Machine Learning: How ML Can Detect Crime in Charlottesville; Organized Labor’s Fight Against Automation in the U.S.

Goodall, Connor, School of Engineering and Applied Science, University of Virginia
Norton, Peter, EN-Engineering and Society, University of Virginia
Vrugtman, Rosanne, EN-Comp Science Dept, University of Virginia
Morrison, Briana, EN-Comp Science Dept, University of Virginia

Companies automate to lower labor costs and increase productivity. Many workers fear
that automation threatens their jobs.

Crime prevention requires effective crime forecasting. The project team developed a
machine learning algorithm to help law enforcement agencies in Charlottesville, Virginia,
forecast violent and nonviolent crime rates. The Charlottesville open data catalog supplied data
for a training set and a test set. We used eight regression models for the training set, tuned their
hyperparameters, and chose the one with the lowest error rate as the model for the algorithm. The
new algorithm gave 0.016% and 0.85% as the distances between predicted and actual violent and
nonviolent crime rates. The algorithm may be useful in a visualization tool predicting local crime

Many workers fear automation threatens their jobs. In the United States, unions help their
members resist or manage the employment threats of automation by publicizing the problem,
through influencing the government, through picketing and boycotting, and by helping their
members adapt through training or reskilling programs or by researching ways how to adapt.
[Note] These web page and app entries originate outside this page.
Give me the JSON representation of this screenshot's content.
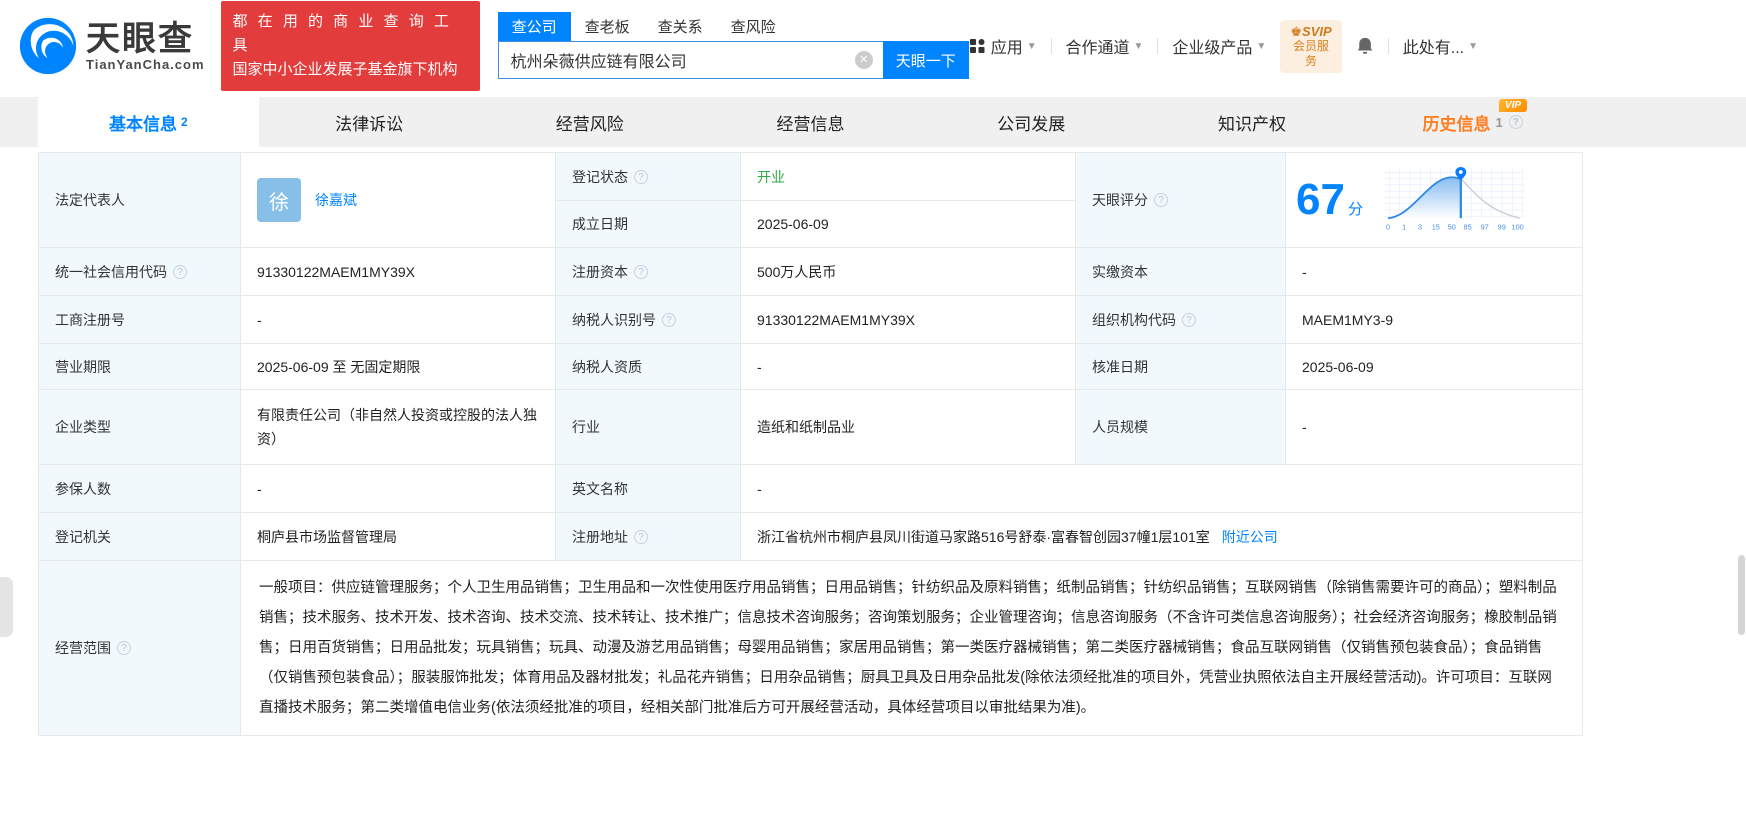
{
  "brand": {
    "logo_title": "天眼查",
    "logo_subtitle": "TianYanCha.com",
    "promo_line1": "都 在 用 的 商 业 查 询 工 具",
    "promo_line2": "国家中小企业发展子基金旗下机构"
  },
  "search": {
    "tabs": [
      {
        "label": "查公司"
      },
      {
        "label": "查老板"
      },
      {
        "label": "查关系"
      },
      {
        "label": "查风险"
      }
    ],
    "input_value": "杭州朵薇供应链有限公司",
    "button_label": "天眼一下"
  },
  "top_nav": {
    "apps": "应用",
    "cooperation": "合作通道",
    "enterprise": "企业级产品",
    "svip_line1": "SVIP",
    "svip_line2": "会员服务",
    "more": "此处有..."
  },
  "page_tabs": {
    "basic": {
      "label": "基本信息",
      "count": "2"
    },
    "lawsuit": {
      "label": "法律诉讼"
    },
    "risk": {
      "label": "经营风险"
    },
    "operation": {
      "label": "经营信息"
    },
    "development": {
      "label": "公司发展"
    },
    "ip": {
      "label": "知识产权"
    },
    "history": {
      "label": "历史信息",
      "count": "1",
      "vip": "VIP"
    }
  },
  "colors": {
    "brand_blue": "#0084ff",
    "status_green": "#2eaa47",
    "history_orange": "#ff7e21",
    "promo_red": "#e23c3c",
    "label_bg": "#f1f9fd"
  },
  "info": {
    "legal_rep": {
      "label": "法定代表人",
      "avatar_char": "徐",
      "name": "徐嘉斌"
    },
    "reg_status": {
      "label": "登记状态",
      "value": "开业"
    },
    "est_date": {
      "label": "成立日期",
      "value": "2025-06-09"
    },
    "score": {
      "label": "天眼评分",
      "value": "67",
      "unit": "分",
      "axis": [
        "0",
        "1",
        "3",
        "15",
        "50",
        "85",
        "97",
        "99",
        "100"
      ]
    },
    "credit_code": {
      "label": "统一社会信用代码",
      "value": "91330122MAEM1MY39X"
    },
    "reg_capital": {
      "label": "注册资本",
      "value": "500万人民币"
    },
    "paid_capital": {
      "label": "实缴资本",
      "value": "-"
    },
    "reg_number": {
      "label": "工商注册号",
      "value": "-"
    },
    "taxpayer_id": {
      "label": "纳税人识别号",
      "value": "91330122MAEM1MY39X"
    },
    "org_code": {
      "label": "组织机构代码",
      "value": "MAEM1MY3-9"
    },
    "business_term": {
      "label": "营业期限",
      "value": "2025-06-09 至 无固定期限"
    },
    "taxpayer_quals": {
      "label": "纳税人资质",
      "value": "-"
    },
    "approval_date": {
      "label": "核准日期",
      "value": "2025-06-09"
    },
    "company_type": {
      "label": "企业类型",
      "value": "有限责任公司（非自然人投资或控股的法人独资）"
    },
    "industry": {
      "label": "行业",
      "value": "造纸和纸制品业"
    },
    "staff_size": {
      "label": "人员规模",
      "value": "-"
    },
    "insured_count": {
      "label": "参保人数",
      "value": "-"
    },
    "english_name": {
      "label": "英文名称",
      "value": "-"
    },
    "reg_authority": {
      "label": "登记机关",
      "value": "桐庐县市场监督管理局"
    },
    "reg_address": {
      "label": "注册地址",
      "value": "浙江省杭州市桐庐县凤川街道马家路516号舒泰·富春智创园37幢1层101室",
      "nearby_link": "附近公司"
    },
    "business_scope": {
      "label": "经营范围",
      "value": "一般项目：供应链管理服务；个人卫生用品销售；卫生用品和一次性使用医疗用品销售；日用品销售；针纺织品及原料销售；纸制品销售；针纺织品销售；互联网销售（除销售需要许可的商品）；塑料制品销售；技术服务、技术开发、技术咨询、技术交流、技术转让、技术推广；信息技术咨询服务；咨询策划服务；企业管理咨询；信息咨询服务（不含许可类信息咨询服务）；社会经济咨询服务；橡胶制品销售；日用百货销售；日用品批发；玩具销售；玩具、动漫及游艺用品销售；母婴用品销售；家居用品销售；第一类医疗器械销售；第二类医疗器械销售；食品互联网销售（仅销售预包装食品）；食品销售（仅销售预包装食品）；服装服饰批发；体育用品及器材批发；礼品花卉销售；日用杂品销售；厨具卫具及日用杂品批发(除依法须经批准的项目外，凭营业执照依法自主开展经营活动)。许可项目：互联网直播技术服务；第二类增值电信业务(依法须经批准的项目，经相关部门批准后方可开展经营活动，具体经营项目以审批结果为准)。"
    }
  }
}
BS (Bachelor of Science)
Automation, Labor Unions, United States, Machine Learning, Crime Rates, Crime, APA

School of Engineering and Applied Science

Bachelor of Science in Computer Science

Technical Advisor: Briana Morrison

STS Advisor: Peter Norton

Issued Date: